Exercise requirements: Exactly as shown below, retype every line of the data.

Data listing:
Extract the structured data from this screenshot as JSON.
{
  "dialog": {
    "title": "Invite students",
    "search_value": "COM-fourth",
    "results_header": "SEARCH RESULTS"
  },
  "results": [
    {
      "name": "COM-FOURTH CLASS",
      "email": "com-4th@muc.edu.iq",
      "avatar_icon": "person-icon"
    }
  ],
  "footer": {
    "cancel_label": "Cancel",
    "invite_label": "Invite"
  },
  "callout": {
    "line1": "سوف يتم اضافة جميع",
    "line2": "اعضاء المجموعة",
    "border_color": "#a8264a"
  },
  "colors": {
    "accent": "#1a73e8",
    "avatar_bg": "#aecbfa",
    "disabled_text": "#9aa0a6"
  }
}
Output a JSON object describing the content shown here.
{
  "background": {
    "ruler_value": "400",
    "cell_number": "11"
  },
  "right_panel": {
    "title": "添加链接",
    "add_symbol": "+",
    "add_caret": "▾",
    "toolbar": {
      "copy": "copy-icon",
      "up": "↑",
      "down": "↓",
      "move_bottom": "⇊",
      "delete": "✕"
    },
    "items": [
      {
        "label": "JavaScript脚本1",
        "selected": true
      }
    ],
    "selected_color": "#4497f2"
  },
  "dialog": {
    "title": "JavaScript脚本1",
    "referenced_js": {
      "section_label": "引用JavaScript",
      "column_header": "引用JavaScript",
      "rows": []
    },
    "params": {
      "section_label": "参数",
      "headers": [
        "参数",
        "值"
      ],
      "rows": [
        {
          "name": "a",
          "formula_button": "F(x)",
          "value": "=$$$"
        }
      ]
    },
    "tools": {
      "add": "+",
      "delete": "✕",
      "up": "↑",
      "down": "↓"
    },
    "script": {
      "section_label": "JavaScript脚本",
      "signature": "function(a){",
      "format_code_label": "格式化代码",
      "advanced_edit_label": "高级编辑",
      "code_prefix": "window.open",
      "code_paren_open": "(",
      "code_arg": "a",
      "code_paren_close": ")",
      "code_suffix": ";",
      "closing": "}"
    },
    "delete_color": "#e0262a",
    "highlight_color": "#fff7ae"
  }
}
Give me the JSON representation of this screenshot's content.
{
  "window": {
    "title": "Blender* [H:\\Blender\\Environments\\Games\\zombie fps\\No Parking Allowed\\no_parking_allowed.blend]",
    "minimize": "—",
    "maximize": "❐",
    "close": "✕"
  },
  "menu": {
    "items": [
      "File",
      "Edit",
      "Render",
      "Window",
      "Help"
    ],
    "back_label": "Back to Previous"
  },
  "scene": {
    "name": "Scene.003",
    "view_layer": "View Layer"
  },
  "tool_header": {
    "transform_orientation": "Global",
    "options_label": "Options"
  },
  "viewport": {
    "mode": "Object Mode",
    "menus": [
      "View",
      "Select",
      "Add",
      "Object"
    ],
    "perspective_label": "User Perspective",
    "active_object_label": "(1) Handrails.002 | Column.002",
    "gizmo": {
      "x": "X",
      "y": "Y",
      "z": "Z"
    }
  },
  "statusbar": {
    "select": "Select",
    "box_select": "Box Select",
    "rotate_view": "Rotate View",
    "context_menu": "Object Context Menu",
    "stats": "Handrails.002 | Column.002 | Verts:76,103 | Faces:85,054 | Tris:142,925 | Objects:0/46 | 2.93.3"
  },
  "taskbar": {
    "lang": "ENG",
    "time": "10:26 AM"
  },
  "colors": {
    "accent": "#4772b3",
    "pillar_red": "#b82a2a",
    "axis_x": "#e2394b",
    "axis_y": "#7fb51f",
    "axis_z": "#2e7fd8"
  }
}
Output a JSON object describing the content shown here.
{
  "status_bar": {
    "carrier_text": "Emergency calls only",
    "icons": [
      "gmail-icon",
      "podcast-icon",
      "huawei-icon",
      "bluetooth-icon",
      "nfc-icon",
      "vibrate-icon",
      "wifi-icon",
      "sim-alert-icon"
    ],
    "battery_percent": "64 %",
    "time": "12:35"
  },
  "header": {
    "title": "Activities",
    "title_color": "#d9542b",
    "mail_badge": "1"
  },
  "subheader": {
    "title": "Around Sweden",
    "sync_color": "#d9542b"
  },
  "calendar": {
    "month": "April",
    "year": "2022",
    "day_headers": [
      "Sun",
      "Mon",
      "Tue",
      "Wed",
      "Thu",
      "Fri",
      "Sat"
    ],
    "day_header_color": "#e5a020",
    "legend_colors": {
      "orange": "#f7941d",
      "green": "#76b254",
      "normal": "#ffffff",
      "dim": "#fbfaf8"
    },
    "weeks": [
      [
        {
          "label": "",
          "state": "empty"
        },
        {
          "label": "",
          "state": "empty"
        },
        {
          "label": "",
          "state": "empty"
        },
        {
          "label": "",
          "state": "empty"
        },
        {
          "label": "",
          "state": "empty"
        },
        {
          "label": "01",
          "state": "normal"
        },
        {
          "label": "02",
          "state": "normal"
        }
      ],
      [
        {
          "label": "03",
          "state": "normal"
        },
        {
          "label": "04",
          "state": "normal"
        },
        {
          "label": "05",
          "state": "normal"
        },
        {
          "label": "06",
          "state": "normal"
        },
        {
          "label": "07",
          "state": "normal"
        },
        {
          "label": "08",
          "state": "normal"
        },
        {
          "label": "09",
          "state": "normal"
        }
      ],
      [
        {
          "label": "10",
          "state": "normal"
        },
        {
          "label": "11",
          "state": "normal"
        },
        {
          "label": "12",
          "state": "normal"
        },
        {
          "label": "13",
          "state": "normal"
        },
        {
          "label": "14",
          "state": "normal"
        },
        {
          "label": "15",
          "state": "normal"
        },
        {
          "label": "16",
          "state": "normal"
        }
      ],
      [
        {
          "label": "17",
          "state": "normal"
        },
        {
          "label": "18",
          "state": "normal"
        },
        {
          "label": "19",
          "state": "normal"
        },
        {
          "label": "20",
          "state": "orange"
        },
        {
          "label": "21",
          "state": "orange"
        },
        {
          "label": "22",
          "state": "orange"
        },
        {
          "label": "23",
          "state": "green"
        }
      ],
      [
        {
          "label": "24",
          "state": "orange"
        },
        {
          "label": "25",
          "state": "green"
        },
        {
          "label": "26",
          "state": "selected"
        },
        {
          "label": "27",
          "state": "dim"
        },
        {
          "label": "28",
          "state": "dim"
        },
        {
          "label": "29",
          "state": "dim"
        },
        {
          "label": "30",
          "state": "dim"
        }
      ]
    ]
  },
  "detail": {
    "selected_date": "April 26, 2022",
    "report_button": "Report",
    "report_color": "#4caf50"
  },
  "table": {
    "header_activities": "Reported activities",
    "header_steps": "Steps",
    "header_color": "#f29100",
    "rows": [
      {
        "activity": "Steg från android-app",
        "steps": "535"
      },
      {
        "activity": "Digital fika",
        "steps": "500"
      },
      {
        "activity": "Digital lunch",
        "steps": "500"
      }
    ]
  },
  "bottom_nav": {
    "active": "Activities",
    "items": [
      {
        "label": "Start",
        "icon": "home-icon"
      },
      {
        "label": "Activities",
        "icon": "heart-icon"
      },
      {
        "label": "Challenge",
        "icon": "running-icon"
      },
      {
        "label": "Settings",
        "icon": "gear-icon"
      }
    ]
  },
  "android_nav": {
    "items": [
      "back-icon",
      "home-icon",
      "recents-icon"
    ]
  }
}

Answer box:
Extract the structured data from this screenshot as JSON.
{
  "dialog": {
    "title": "Invite students",
    "search_value": "COM-fourth",
    "results_header": "SEARCH RESULTS"
  },
  "results": [
    {
      "name": "COM-FOURTH CLASS",
      "email": "com-4th@muc.edu.iq",
      "avatar_icon": "person-icon"
    }
  ],
  "footer": {
    "cancel_label": "Cancel",
    "invite_label": "Invite"
  },
  "callout": {
    "line1": "سوف يتم اضافة جميع",
    "line2": "اعضاء المجموعة",
    "border_color": "#a8264a"
  },
  "colors": {
    "accent": "#1a73e8",
    "avatar_bg": "#aecbfa",
    "disabled_text": "#9aa0a6"
  }
}
Output a JSON object describing the content shown here.
{
  "background": {
    "ruler_value": "400",
    "cell_number": "11"
  },
  "right_panel": {
    "title": "添加链接",
    "add_symbol": "+",
    "add_caret": "▾",
    "toolbar": {
      "copy": "copy-icon",
      "up": "↑",
      "down": "↓",
      "move_bottom": "⇊",
      "delete": "✕"
    },
    "items": [
      {
        "label": "JavaScript脚本1",
        "selected": true
      }
    ],
    "selected_color": "#4497f2"
  },
  "dialog": {
    "title": "JavaScript脚本1",
    "referenced_js": {
      "section_label": "引用JavaScript",
      "column_header": "引用JavaScript",
      "rows": []
    },
    "params": {
      "section_label": "参数",
      "headers": [
        "参数",
        "值"
      ],
      "rows": [
        {
          "name": "a",
          "formula_button": "F(x)",
          "value": "=$$$"
        }
      ]
    },
    "tools": {
      "add": "+",
      "delete": "✕",
      "up": "↑",
      "down": "↓"
    },
    "script": {
      "section_label": "JavaScript脚本",
      "signature": "function(a){",
      "format_code_label": "格式化代码",
      "advanced_edit_label": "高级编辑",
      "code_prefix": "window.open",
      "code_paren_open": "(",
      "code_arg": "a",
      "code_paren_close": ")",
      "code_suffix": ";",
      "closing": "}"
    },
    "delete_color": "#e0262a",
    "highlight_color": "#fff7ae"
  }
}
Give me the JSON representation of this screenshot's content.
{
  "window": {
    "title": "Blender* [H:\\Blender\\Environments\\Games\\zombie fps\\No Parking Allowed\\no_parking_allowed.blend]",
    "minimize": "—",
    "maximize": "❐",
    "close": "✕"
  },
  "menu": {
    "items": [
      "File",
      "Edit",
      "Render",
      "Window",
      "Help"
    ],
    "back_label": "Back to Previous"
  },
  "scene": {
    "name": "Scene.003",
    "view_layer": "View Layer"
  },
  "tool_header": {
    "transform_orientation": "Global",
    "options_label": "Options"
  },
  "viewport": {
    "mode": "Object Mode",
    "menus": [
      "View",
      "Select",
      "Add",
      "Object"
    ],
    "perspective_label": "User Perspective",
    "active_object_label": "(1) Handrails.002 | Column.002",
    "gizmo": {
      "x": "X",
      "y": "Y",
      "z": "Z"
    }
  },
  "statusbar": {
    "select": "Select",
    "box_select": "Box Select",
    "rotate_view": "Rotate View",
    "context_menu": "Object Context Menu",
    "stats": "Handrails.002 | Column.002 | Verts:76,103 | Faces:85,054 | Tris:142,925 | Objects:0/46 | 2.93.3"
  },
  "taskbar": {
    "lang": "ENG",
    "time": "10:26 AM"
  },
  "colors": {
    "accent": "#4772b3",
    "pillar_red": "#b82a2a",
    "axis_x": "#e2394b",
    "axis_y": "#7fb51f",
    "axis_z": "#2e7fd8"
  }
}
Output a JSON object describing the content shown here.
{
  "status_bar": {
    "carrier_text": "Emergency calls only",
    "icons": [
      "gmail-icon",
      "podcast-icon",
      "huawei-icon",
      "bluetooth-icon",
      "nfc-icon",
      "vibrate-icon",
      "wifi-icon",
      "sim-alert-icon"
    ],
    "battery_percent": "64 %",
    "time": "12:35"
  },
  "header": {
    "title": "Activities",
    "title_color": "#d9542b",
    "mail_badge": "1"
  },
  "subheader": {
    "title": "Around Sweden",
    "sync_color": "#d9542b"
  },
  "calendar": {
    "month": "April",
    "year": "2022",
    "day_headers": [
      "Sun",
      "Mon",
      "Tue",
      "Wed",
      "Thu",
      "Fri",
      "Sat"
    ],
    "day_header_color": "#e5a020",
    "legend_colors": {
      "orange": "#f7941d",
      "green": "#76b254",
      "normal": "#ffffff",
      "dim": "#fbfaf8"
    },
    "weeks": [
      [
        {
          "label": "",
          "state": "empty"
        },
        {
          "label": "",
          "state": "empty"
        },
        {
          "label": "",
          "state": "empty"
        },
        {
          "label": "",
          "state": "empty"
        },
        {
          "label": "",
          "state": "empty"
        },
        {
          "label": "01",
          "state": "normal"
        },
        {
          "label": "02",
          "state": "normal"
        }
      ],
      [
        {
          "label": "03",
          "state": "normal"
        },
        {
          "label": "04",
          "state": "normal"
        },
        {
          "label": "05",
          "state": "normal"
        },
        {
          "label": "06",
          "state": "normal"
        },
        {
          "label": "07",
          "state": "normal"
        },
        {
          "label": "08",
          "state": "normal"
        },
        {
          "label": "09",
          "state": "normal"
        }
      ],
      [
        {
          "label": "10",
          "state": "normal"
        },
        {
          "label": "11",
          "state": "normal"
        },
        {
          "label": "12",
          "state": "normal"
        },
        {
          "label": "13",
          "state": "normal"
        },
        {
          "label": "14",
          "state": "normal"
        },
        {
          "label": "15",
          "state": "normal"
        },
        {
          "label": "16",
          "state": "normal"
        }
      ],
      [
        {
          "label": "17",
          "state": "normal"
        },
        {
          "label": "18",
          "state": "normal"
        },
        {
          "label": "19",
          "state": "normal"
        },
        {
          "label": "20",
          "state": "orange"
        },
        {
          "label": "21",
          "state": "orange"
        },
        {
          "label": "22",
          "state": "orange"
        },
        {
          "label": "23",
          "state": "green"
        }
      ],
      [
        {
          "label": "24",
          "state": "orange"
        },
        {
          "label": "25",
          "state": "green"
        },
        {
          "label": "26",
          "state": "selected"
        },
        {
          "label": "27",
          "state": "dim"
        },
        {
          "label": "28",
          "state": "dim"
        },
        {
          "label": "29",
          "state": "dim"
        },
        {
          "label": "30",
          "state": "dim"
        }
      ]
    ]
  },
  "detail": {
    "selected_date": "April 26, 2022",
    "report_button": "Report",
    "report_color": "#4caf50"
  },
  "table": {
    "header_activities": "Reported activities",
    "header_steps": "Steps",
    "header_color": "#f29100",
    "rows": [
      {
        "activity": "Steg från android-app",
        "steps": "535"
      },
      {
        "activity": "Digital fika",
        "steps": "500"
      },
      {
        "activity": "Digital lunch",
        "steps": "500"
      }
    ]
  },
  "bottom_nav": {
    "active": "Activities",
    "items": [
      {
        "label": "Start",
        "icon": "home-icon"
      },
      {
        "label": "Activities",
        "icon": "heart-icon"
      },
      {
        "label": "Challenge",
        "icon": "running-icon"
      },
      {
        "label": "Settings",
        "icon": "gear-icon"
      }
    ]
  },
  "android_nav": {
    "items": [
      "back-icon",
      "home-icon",
      "recents-icon"
    ]
  }
}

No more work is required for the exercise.